Quintana following Valverde’s footsteps again and participating in all three Grand Tours in a single season seems a way off yet. And Movistar’s strategy with the Colombian has come a long way since 2013 when they simply dropped Quintana into the Tour to see how well he could do. But if Movistar’s idea in 2017 was to replicate Valverde’s Giro-Tour double with Quintana, team-mates say they have a primary asset in common.
“They’re two dramatically different riders,” team-mate Rory Sutherland, who’s ridden with Quintana in the Giro and with one or both Movistar leaders in three previous Grand Tours, told Procycling. “But one thing I’ve noticed with them, and maybe one or two other riders, is that they both have this killer instinct for winning. They’re like a dog when it grabs hold of something and refuses to let go. Nairo has it, Alejandro has it, Alberto [Contador] has it. When they get to that moment they’re like that dog, there’s no fear.
“Alberto was always the same, when he gets it into his head that he’s going for the win, it’s like ‘we’re going. I’m going all in,’ even if it doesn’t work. It’s not an instinct of knowing what to do in a particular moment, but they want to attack, they want to win.

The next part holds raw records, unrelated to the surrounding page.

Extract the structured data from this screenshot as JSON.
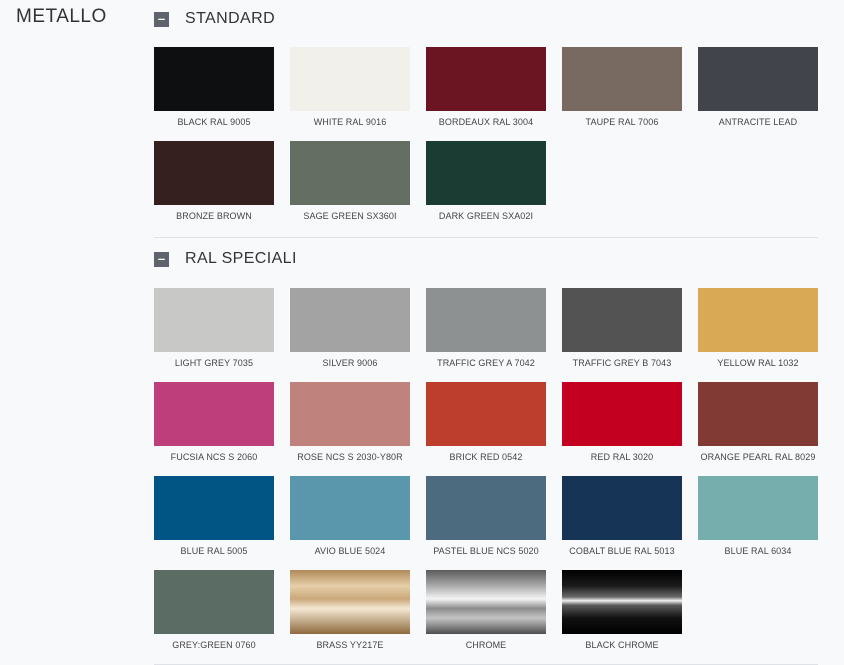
{
  "page_title": "METALLO",
  "toggle_symbol": "–",
  "sections": [
    {
      "title": "STANDARD",
      "swatches": [
        {
          "label": "BLACK RAL 9005",
          "color": "#0e0f11"
        },
        {
          "label": "WHITE RAL 9016",
          "color": "#f1f0eb"
        },
        {
          "label": "BORDEAUX RAL 3004",
          "color": "#6b1522"
        },
        {
          "label": "TAUPE RAL 7006",
          "color": "#786a60"
        },
        {
          "label": "ANTRACITE LEAD",
          "color": "#41444b"
        },
        {
          "label": "BRONZE BROWN",
          "color": "#35201f"
        },
        {
          "label": "SAGE GREEN SX360I",
          "color": "#646e62"
        },
        {
          "label": "DARK GREEN SXA02I",
          "color": "#1b3c33"
        }
      ]
    },
    {
      "title": "RAL SPECIALI",
      "swatches": [
        {
          "label": "LIGHT GREY 7035",
          "color": "#c8c9c6"
        },
        {
          "label": "SILVER 9006",
          "color": "#a3a3a3"
        },
        {
          "label": "TRAFFIC GREY A 7042",
          "color": "#8e9191"
        },
        {
          "label": "TRAFFIC GREY B 7043",
          "color": "#525352"
        },
        {
          "label": "YELLOW RAL 1032",
          "color": "#d9a955"
        },
        {
          "label": "FUCSIA NCS S 2060",
          "color": "#bd3e7a"
        },
        {
          "label": "ROSE NCS S 2030-Y80R",
          "color": "#c0827c"
        },
        {
          "label": "BRICK RED 0542",
          "color": "#be3e2e"
        },
        {
          "label": "RED RAL 3020",
          "color": "#c3001f"
        },
        {
          "label": "ORANGE PEARL RAL 8029",
          "color": "#823b34"
        },
        {
          "label": "BLUE RAL 5005",
          "color": "#005585"
        },
        {
          "label": "AVIO BLUE 5024",
          "color": "#5a97ac"
        },
        {
          "label": "PASTEL BLUE NCS 5020",
          "color": "#4c6b7f"
        },
        {
          "label": "COBALT BLUE RAL 5013",
          "color": "#163456"
        },
        {
          "label": "BLUE RAL 6034",
          "color": "#76aeae"
        },
        {
          "label": "GREY:GREEN 0760",
          "color": "#5a6c63"
        },
        {
          "label": "BRASS YY217E",
          "color": "linear-gradient(180deg,#b08a5a 0%,#e6cfa8 25%,#caa87a 45%,#f4e8d2 60%,#8f6a3e 100%)"
        },
        {
          "label": "CHROME",
          "color": "linear-gradient(180deg,#5b5b5b 0%,#9a9a9a 20%,#f4f4f4 45%,#8c8c8c 60%,#c4c4c4 75%,#4e4e4e 100%)"
        },
        {
          "label": "BLACK CHROME",
          "color": "linear-gradient(180deg,#000 0%,#1b1b1b 25%,#6a6a6a 42%,#f0f0f0 48%,#5a5a5a 55%,#111 75%,#000 100%)"
        }
      ]
    }
  ]
}
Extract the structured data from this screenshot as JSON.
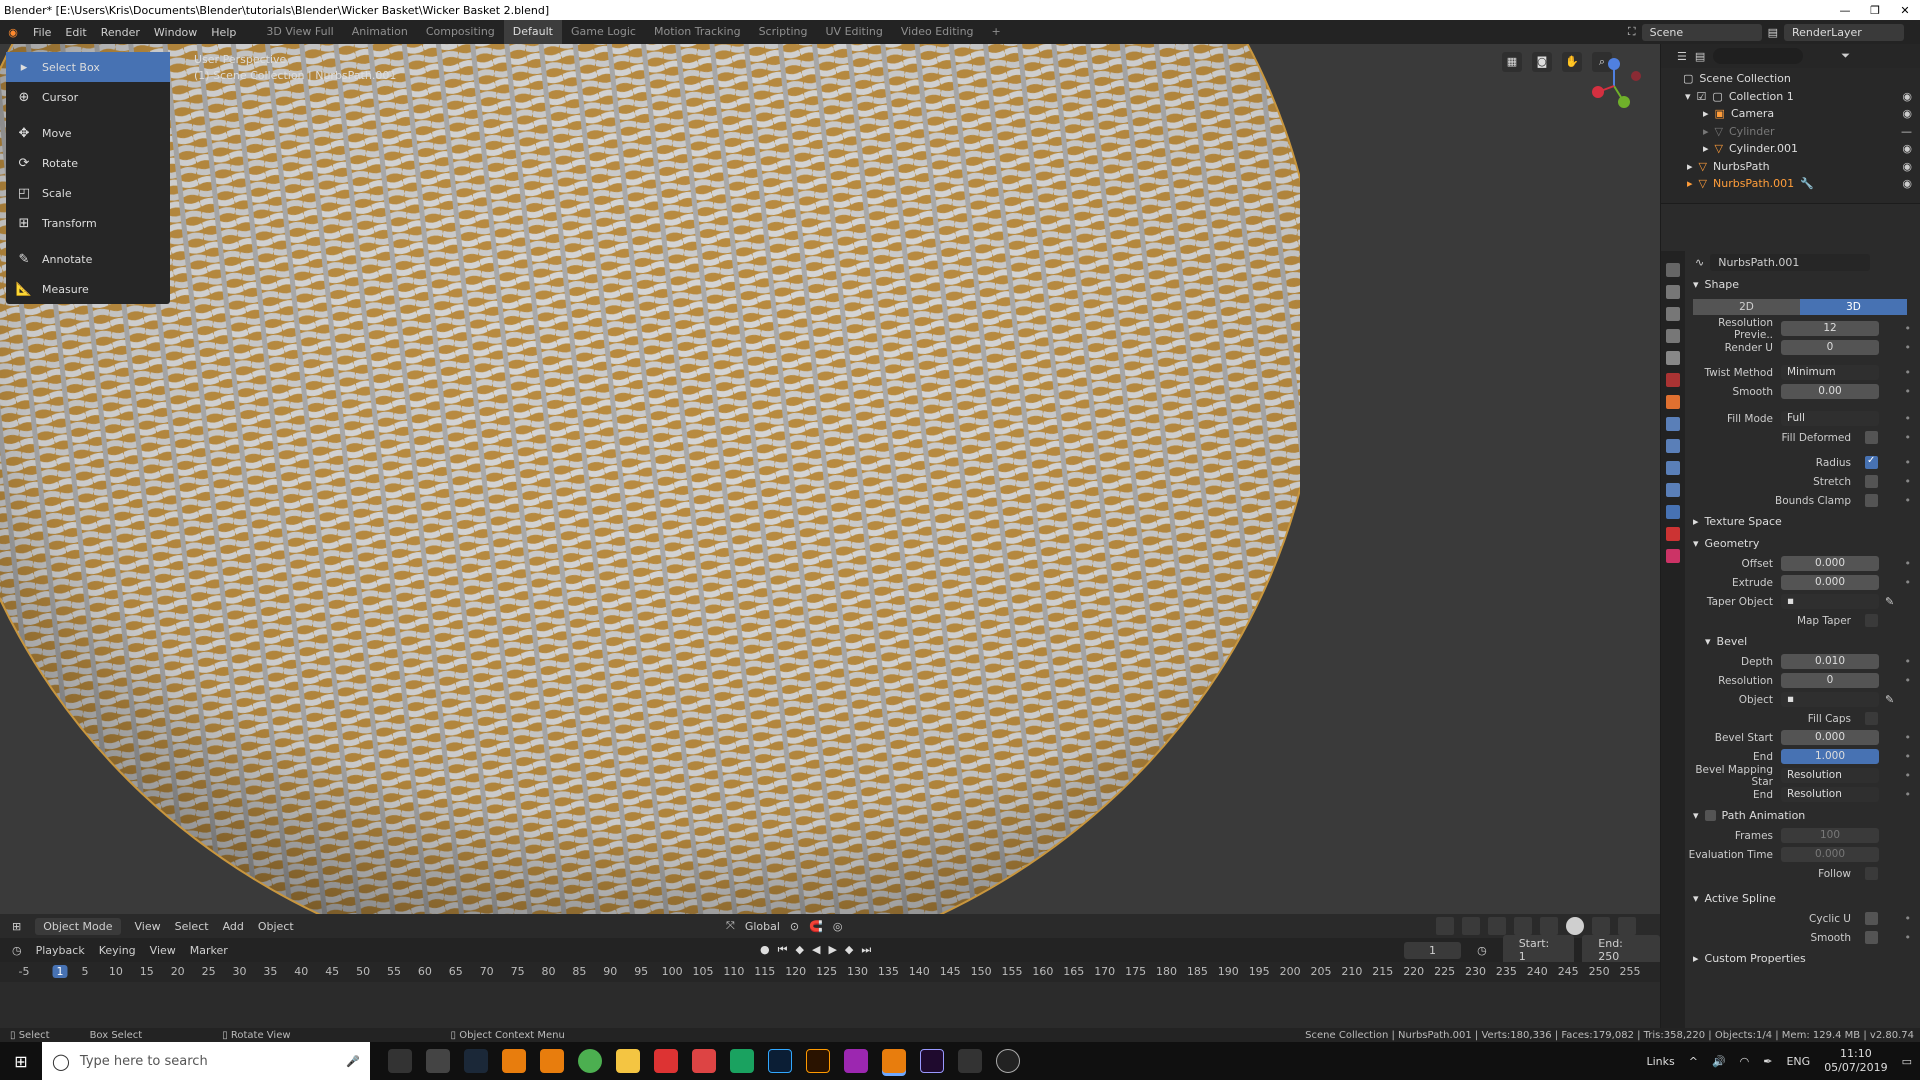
{
  "window": {
    "title": "Blender* [E:\\Users\\Kris\\Documents\\Blender\\tutorials\\Blender\\Wicker Basket\\Wicker Basket 2.blend]"
  },
  "menu": [
    "File",
    "Edit",
    "Render",
    "Window",
    "Help"
  ],
  "workspaces": [
    "3D View Full",
    "Animation",
    "Compositing",
    "Default",
    "Game Logic",
    "Motion Tracking",
    "Scripting",
    "UV Editing",
    "Video Editing"
  ],
  "active_workspace": "Default",
  "add_workspace": "+",
  "scene": {
    "name": "Scene",
    "render_layer": "RenderLayer"
  },
  "tools": [
    {
      "label": "Select Box",
      "icon": "select-box-icon"
    },
    {
      "label": "Cursor",
      "icon": "cursor-icon"
    },
    {
      "label": "Move",
      "icon": "move-icon"
    },
    {
      "label": "Rotate",
      "icon": "rotate-icon"
    },
    {
      "label": "Scale",
      "icon": "scale-icon"
    },
    {
      "label": "Transform",
      "icon": "transform-icon"
    },
    {
      "label": "Annotate",
      "icon": "annotate-icon"
    },
    {
      "label": "Measure",
      "icon": "measure-icon"
    }
  ],
  "viewport": {
    "perspective": "User Perspective",
    "context": "(1) Scene Collection | NurbsPath.001"
  },
  "viewport_header": {
    "mode": "Object Mode",
    "menus": [
      "View",
      "Select",
      "Add",
      "Object"
    ],
    "orientation": "Global"
  },
  "timeline": {
    "menus": [
      "Playback",
      "Keying",
      "View",
      "Marker"
    ],
    "current_frame": "1",
    "start_label": "Start:",
    "start": "1",
    "end_label": "End:",
    "end": "250",
    "ticks": [
      "-5",
      "1",
      "5",
      "10",
      "15",
      "20",
      "25",
      "30",
      "35",
      "40",
      "45",
      "50",
      "55",
      "60",
      "65",
      "70",
      "75",
      "80",
      "85",
      "90",
      "95",
      "100",
      "105",
      "110",
      "115",
      "120",
      "125",
      "130",
      "135",
      "140",
      "145",
      "150",
      "155",
      "160",
      "165",
      "170",
      "175",
      "180",
      "185",
      "190",
      "195",
      "200",
      "205",
      "210",
      "215",
      "220",
      "225",
      "230",
      "235",
      "240",
      "245",
      "250",
      "255"
    ]
  },
  "status": {
    "select": "Select",
    "box_select": "Box Select",
    "rotate_view": "Rotate View",
    "context_menu": "Object Context Menu",
    "stats": "Scene Collection | NurbsPath.001 | Verts:180,336 | Faces:179,082 | Tris:358,220 | Objects:1/4 | Mem: 129.4 MB | v2.80.74"
  },
  "outliner": {
    "root": "Scene Collection",
    "items": [
      {
        "label": "Collection 1",
        "state": "normal"
      },
      {
        "label": "Camera",
        "state": "normal"
      },
      {
        "label": "Cylinder",
        "state": "dim"
      },
      {
        "label": "Cylinder.001",
        "state": "normal"
      },
      {
        "label": "NurbsPath",
        "state": "normal"
      },
      {
        "label": "NurbsPath.001",
        "state": "selected"
      }
    ]
  },
  "properties": {
    "object": "NurbsPath.001",
    "data": "NurbsPath.001",
    "datablock": "NurbsPath.001",
    "shape": {
      "title": "Shape",
      "mode_2d": "2D",
      "mode_3d": "3D",
      "resolution_preview_label": "Resolution Previe..",
      "resolution_preview": "12",
      "render_u_label": "Render U",
      "render_u": "0",
      "twist_method_label": "Twist Method",
      "twist_method": "Minimum",
      "smooth_label": "Smooth",
      "smooth": "0.00",
      "fill_mode_label": "Fill Mode",
      "fill_mode": "Full",
      "fill_deformed_label": "Fill Deformed",
      "radius_label": "Radius",
      "stretch_label": "Stretch",
      "bounds_clamp_label": "Bounds Clamp"
    },
    "texture_space": "Texture Space",
    "geometry": {
      "title": "Geometry",
      "offset_label": "Offset",
      "offset": "0.000",
      "extrude_label": "Extrude",
      "extrude": "0.000",
      "taper_label": "Taper Object",
      "map_taper_label": "Map Taper"
    },
    "bevel": {
      "title": "Bevel",
      "depth_label": "Depth",
      "depth": "0.010",
      "resolution_label": "Resolution",
      "resolution": "0",
      "object_label": "Object",
      "fill_caps_label": "Fill Caps",
      "bevel_start_label": "Bevel Start",
      "bevel_start": "0.000",
      "end_label": "End",
      "end": "1.000",
      "mapping_start_label": "Bevel Mapping Star",
      "mapping_start": "Resolution",
      "mapping_end_label": "End",
      "mapping_end": "Resolution"
    },
    "path_animation": {
      "title": "Path Animation",
      "frames_label": "Frames",
      "frames": "100",
      "eval_label": "Evaluation Time",
      "eval": "0.000",
      "follow_label": "Follow"
    },
    "active_spline": {
      "title": "Active Spline",
      "cyclic_u_label": "Cyclic U",
      "smooth_label": "Smooth"
    },
    "custom_properties": "Custom Properties"
  },
  "taskbar": {
    "search_placeholder": "Type here to search",
    "links": "Links",
    "lang": "ENG",
    "time": "11:10",
    "date": "05/07/2019"
  },
  "colors": {
    "accent": "#4772b3",
    "selected": "#ff9d3a",
    "wicker_light": "#cfcfcf",
    "wicker_gap": "#c8963e"
  }
}
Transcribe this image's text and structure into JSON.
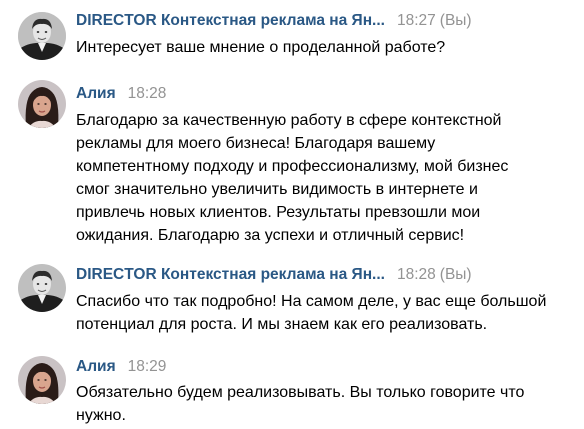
{
  "messages": [
    {
      "author": "DIRECTOR Контекстная реклама на Ян...",
      "time": "18:27",
      "you_label": "(Вы)",
      "text": "Интересует ваше мнение о проделанной работе?"
    },
    {
      "author": "Алия",
      "time": "18:28",
      "text": "Благодарю за качественную работу в сфере контекстной\nрекламы для моего бизнеса! Благодаря вашему\nкомпетентному подходу и профессионализму, мой бизнес\nсмог значительно увеличить видимость в интернете и\nпривлечь новых клиентов. Результаты превзошли мои\nожидания. Благодарю за успехи и отличный сервис!"
    },
    {
      "author": "DIRECTOR Контекстная реклама на Ян...",
      "time": "18:28",
      "you_label": "(Вы)",
      "text": "Спасибо что так подробно! На самом деле, у вас еще большой\nпотенциал для роста. И мы знаем как его реализовать."
    },
    {
      "author": "Алия",
      "time": "18:29",
      "text": "Обязательно будем реализовывать. Вы только говорите что\nнужно."
    }
  ],
  "colors": {
    "author": "#2a5885",
    "time": "#939393",
    "text": "#000000"
  }
}
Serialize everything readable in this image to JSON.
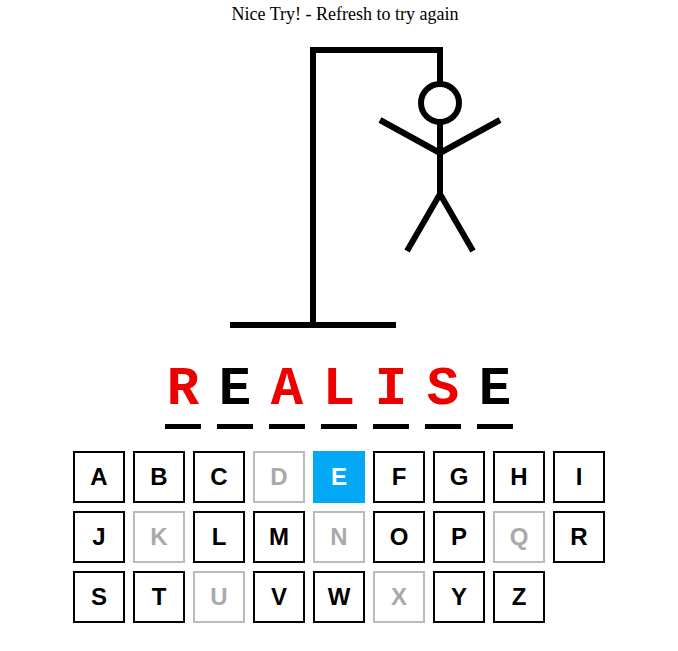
{
  "status": {
    "message": "Nice Try! - Refresh to try again"
  },
  "figure": {
    "parts": [
      {
        "name": "head",
        "shown": true
      },
      {
        "name": "body",
        "shown": true
      },
      {
        "name": "left-arm",
        "shown": true
      },
      {
        "name": "right-arm",
        "shown": true
      },
      {
        "name": "left-leg",
        "shown": true
      },
      {
        "name": "right-leg",
        "shown": true
      }
    ]
  },
  "word": [
    {
      "char": "R",
      "guessed": false
    },
    {
      "char": "E",
      "guessed": true
    },
    {
      "char": "A",
      "guessed": false
    },
    {
      "char": "L",
      "guessed": false
    },
    {
      "char": "I",
      "guessed": false
    },
    {
      "char": "S",
      "guessed": false
    },
    {
      "char": "E",
      "guessed": true
    }
  ],
  "keys": [
    {
      "label": "A",
      "selected": false,
      "disabled": false
    },
    {
      "label": "B",
      "selected": false,
      "disabled": false
    },
    {
      "label": "C",
      "selected": false,
      "disabled": false
    },
    {
      "label": "D",
      "selected": false,
      "disabled": true
    },
    {
      "label": "E",
      "selected": true,
      "disabled": false
    },
    {
      "label": "F",
      "selected": false,
      "disabled": false
    },
    {
      "label": "G",
      "selected": false,
      "disabled": false
    },
    {
      "label": "H",
      "selected": false,
      "disabled": false
    },
    {
      "label": "I",
      "selected": false,
      "disabled": false
    },
    {
      "label": "J",
      "selected": false,
      "disabled": false
    },
    {
      "label": "K",
      "selected": false,
      "disabled": true
    },
    {
      "label": "L",
      "selected": false,
      "disabled": false
    },
    {
      "label": "M",
      "selected": false,
      "disabled": false
    },
    {
      "label": "N",
      "selected": false,
      "disabled": true
    },
    {
      "label": "O",
      "selected": false,
      "disabled": false
    },
    {
      "label": "P",
      "selected": false,
      "disabled": false
    },
    {
      "label": "Q",
      "selected": false,
      "disabled": true
    },
    {
      "label": "R",
      "selected": false,
      "disabled": false
    },
    {
      "label": "S",
      "selected": false,
      "disabled": false
    },
    {
      "label": "T",
      "selected": false,
      "disabled": false
    },
    {
      "label": "U",
      "selected": false,
      "disabled": true
    },
    {
      "label": "V",
      "selected": false,
      "disabled": false
    },
    {
      "label": "W",
      "selected": false,
      "disabled": false
    },
    {
      "label": "X",
      "selected": false,
      "disabled": true
    },
    {
      "label": "Y",
      "selected": false,
      "disabled": false
    },
    {
      "label": "Z",
      "selected": false,
      "disabled": false
    }
  ]
}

I like winning races too, but these guys, they need to win, it’s life to them.”
It’s coincidental that the Giro track record between 2014 and 2016 of the three riders Sutherland names - Quintana, Contador and Valverde - was a stunning one: two first places overall followed by a third. However, their joint Tour de France record in that period was rather more uneven, and none of them won it - which brings us back to why Quintana was at the Giro, and the effect it may have long-term. Quintana has already won the Giro in 2014 and the Vuelta in 2016, but after three podium finishes in the Tour and no victories, it’s clear where his sense of unfinished business must be the strongest. The question is, has the Giro helped or hindered him in that aim?
Nairo and Alejandro have this killer instinct for winning. They’re like a dog when it grabs hold of something
Quintana poses possibly the biggest threat to Froome at this year’s Tour de France